● YOUR INSTRUCTIONS
Wherever a line in the material contains the word "this", copy that line.

● EXCERPTED RECORDS
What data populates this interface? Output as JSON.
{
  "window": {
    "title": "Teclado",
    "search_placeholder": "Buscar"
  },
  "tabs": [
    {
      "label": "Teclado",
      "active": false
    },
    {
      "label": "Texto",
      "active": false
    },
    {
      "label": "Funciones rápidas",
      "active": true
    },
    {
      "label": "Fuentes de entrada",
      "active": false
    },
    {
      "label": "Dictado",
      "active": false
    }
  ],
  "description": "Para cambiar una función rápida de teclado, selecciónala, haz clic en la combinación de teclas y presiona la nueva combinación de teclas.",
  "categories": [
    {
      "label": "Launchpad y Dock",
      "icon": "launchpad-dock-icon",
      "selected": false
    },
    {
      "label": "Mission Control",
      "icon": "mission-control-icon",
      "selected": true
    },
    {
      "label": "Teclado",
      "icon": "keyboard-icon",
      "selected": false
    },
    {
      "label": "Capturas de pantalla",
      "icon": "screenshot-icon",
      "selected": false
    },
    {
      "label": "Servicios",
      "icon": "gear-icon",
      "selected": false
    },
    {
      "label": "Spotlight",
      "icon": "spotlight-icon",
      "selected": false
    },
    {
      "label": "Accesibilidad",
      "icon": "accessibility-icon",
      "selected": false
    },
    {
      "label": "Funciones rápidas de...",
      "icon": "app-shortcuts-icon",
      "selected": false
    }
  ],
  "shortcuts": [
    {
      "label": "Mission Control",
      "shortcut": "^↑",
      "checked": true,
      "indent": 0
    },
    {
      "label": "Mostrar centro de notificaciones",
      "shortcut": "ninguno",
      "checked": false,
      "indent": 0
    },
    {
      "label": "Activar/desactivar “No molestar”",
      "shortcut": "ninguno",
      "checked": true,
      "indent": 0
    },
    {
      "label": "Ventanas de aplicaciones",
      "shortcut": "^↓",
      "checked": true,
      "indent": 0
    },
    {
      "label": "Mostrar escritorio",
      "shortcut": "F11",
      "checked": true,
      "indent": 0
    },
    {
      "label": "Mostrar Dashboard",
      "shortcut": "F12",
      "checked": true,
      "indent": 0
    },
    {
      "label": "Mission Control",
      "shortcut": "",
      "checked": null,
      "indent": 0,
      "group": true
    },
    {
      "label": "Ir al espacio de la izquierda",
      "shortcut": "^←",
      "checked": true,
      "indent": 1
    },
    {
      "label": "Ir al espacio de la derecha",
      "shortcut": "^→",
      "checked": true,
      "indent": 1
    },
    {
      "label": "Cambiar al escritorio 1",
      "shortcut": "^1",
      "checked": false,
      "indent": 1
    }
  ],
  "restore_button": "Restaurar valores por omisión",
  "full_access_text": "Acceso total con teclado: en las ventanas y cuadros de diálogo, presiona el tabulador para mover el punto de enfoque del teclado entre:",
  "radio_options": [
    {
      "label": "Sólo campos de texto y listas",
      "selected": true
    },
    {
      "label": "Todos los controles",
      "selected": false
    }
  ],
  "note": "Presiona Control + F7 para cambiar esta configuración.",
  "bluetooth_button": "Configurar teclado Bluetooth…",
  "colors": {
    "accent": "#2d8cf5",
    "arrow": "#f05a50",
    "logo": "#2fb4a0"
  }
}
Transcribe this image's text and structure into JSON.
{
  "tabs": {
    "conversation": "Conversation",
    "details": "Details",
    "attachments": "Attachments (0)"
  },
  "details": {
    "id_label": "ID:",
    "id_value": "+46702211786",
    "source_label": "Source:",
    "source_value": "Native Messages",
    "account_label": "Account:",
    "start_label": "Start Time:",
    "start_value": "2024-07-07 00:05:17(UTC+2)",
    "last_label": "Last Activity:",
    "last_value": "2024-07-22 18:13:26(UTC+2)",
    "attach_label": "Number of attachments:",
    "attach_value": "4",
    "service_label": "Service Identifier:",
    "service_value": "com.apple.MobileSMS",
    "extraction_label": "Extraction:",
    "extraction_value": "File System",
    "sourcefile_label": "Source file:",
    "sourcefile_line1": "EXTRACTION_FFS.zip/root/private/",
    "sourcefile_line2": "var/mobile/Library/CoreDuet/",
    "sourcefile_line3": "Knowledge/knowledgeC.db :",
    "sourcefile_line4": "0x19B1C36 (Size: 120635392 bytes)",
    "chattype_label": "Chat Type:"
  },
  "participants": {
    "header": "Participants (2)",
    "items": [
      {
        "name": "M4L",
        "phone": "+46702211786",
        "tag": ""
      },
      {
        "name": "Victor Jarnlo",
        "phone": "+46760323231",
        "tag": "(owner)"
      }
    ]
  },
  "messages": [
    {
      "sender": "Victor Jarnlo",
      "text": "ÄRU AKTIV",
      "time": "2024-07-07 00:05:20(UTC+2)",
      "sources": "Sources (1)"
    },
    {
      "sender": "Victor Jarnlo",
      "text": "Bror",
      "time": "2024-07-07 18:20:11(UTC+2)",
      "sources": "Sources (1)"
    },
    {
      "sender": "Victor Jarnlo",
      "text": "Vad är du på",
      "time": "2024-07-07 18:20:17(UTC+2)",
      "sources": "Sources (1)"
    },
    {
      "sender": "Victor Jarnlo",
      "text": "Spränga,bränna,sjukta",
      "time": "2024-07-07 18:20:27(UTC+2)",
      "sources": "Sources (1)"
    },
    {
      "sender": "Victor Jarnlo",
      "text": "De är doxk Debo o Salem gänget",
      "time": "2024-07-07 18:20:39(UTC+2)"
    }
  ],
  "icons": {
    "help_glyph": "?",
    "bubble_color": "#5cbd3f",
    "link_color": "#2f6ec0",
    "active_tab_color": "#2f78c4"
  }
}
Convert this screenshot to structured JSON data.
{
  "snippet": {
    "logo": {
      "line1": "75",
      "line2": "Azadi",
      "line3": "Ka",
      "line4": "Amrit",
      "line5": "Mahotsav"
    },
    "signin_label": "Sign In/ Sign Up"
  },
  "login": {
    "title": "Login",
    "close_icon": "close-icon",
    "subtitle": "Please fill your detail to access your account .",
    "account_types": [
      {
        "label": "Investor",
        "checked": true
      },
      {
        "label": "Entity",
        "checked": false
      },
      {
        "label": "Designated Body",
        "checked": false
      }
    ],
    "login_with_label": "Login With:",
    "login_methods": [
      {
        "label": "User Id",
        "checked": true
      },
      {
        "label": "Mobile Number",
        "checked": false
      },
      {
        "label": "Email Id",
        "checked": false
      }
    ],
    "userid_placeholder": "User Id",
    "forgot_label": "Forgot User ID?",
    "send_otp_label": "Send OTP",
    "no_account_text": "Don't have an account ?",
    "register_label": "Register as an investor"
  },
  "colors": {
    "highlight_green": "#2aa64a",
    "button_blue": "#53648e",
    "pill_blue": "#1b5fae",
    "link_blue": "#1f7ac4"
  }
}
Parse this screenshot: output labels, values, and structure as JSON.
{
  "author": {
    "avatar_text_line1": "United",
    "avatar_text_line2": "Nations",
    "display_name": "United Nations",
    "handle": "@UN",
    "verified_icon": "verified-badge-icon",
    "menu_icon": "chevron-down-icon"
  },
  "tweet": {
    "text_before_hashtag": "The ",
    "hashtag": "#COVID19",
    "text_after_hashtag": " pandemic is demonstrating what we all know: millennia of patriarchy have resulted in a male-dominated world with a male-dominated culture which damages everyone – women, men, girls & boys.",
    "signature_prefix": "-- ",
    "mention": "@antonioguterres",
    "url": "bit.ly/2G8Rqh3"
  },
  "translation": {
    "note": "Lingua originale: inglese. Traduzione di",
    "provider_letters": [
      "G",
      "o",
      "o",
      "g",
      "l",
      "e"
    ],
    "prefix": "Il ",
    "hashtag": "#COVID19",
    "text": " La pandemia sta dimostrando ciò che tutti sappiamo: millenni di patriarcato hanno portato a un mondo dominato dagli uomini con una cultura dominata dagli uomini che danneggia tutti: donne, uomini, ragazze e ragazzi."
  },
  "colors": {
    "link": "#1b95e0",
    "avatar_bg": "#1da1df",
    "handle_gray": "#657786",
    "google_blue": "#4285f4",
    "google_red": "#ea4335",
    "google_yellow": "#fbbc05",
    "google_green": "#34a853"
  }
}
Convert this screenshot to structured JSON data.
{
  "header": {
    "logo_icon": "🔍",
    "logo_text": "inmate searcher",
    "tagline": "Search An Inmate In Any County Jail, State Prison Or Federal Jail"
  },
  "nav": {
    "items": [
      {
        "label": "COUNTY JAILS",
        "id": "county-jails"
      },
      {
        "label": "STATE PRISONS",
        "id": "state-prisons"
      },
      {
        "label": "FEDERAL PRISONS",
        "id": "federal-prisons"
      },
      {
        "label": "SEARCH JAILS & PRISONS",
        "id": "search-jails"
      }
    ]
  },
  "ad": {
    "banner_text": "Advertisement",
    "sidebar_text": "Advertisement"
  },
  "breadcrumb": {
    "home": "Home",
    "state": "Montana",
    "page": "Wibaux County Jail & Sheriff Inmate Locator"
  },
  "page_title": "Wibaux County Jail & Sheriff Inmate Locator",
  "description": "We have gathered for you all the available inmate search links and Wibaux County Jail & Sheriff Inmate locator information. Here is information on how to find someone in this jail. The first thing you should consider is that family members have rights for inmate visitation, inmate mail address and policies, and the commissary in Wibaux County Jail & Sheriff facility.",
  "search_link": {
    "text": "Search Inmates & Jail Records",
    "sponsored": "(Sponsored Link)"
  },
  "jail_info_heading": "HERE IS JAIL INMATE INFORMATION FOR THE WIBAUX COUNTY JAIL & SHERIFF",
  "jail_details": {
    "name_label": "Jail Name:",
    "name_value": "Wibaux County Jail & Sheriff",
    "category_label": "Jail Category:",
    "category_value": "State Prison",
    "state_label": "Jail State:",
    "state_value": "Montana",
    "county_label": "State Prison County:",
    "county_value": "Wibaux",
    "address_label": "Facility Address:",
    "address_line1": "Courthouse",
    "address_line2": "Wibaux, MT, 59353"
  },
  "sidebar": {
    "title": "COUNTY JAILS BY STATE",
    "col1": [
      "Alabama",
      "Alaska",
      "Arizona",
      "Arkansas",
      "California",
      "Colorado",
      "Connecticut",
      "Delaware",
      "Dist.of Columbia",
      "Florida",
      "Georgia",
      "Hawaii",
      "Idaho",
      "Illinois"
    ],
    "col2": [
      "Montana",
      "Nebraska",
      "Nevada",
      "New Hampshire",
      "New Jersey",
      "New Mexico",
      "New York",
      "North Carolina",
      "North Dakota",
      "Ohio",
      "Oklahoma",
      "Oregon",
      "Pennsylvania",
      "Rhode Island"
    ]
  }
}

● RESULT
What data populates this interface? Output as JSON.
Transcribe this image's text and structure into JSON.
Convert this screenshot to structured JSON data.
Parse this screenshot: output labels, values, and structure as JSON.
Convert this screenshot to structured JSON data.
  "description": "We have gathered for you all the available inmate search links and Wibaux County Jail & Sheriff Inmate locator information. Here is information on how to find someone in this jail. The first thing you should consider is that family members have rights for inmate visitation, inmate mail address and policies, and the commissary in Wibaux County Jail & Sheriff facility.",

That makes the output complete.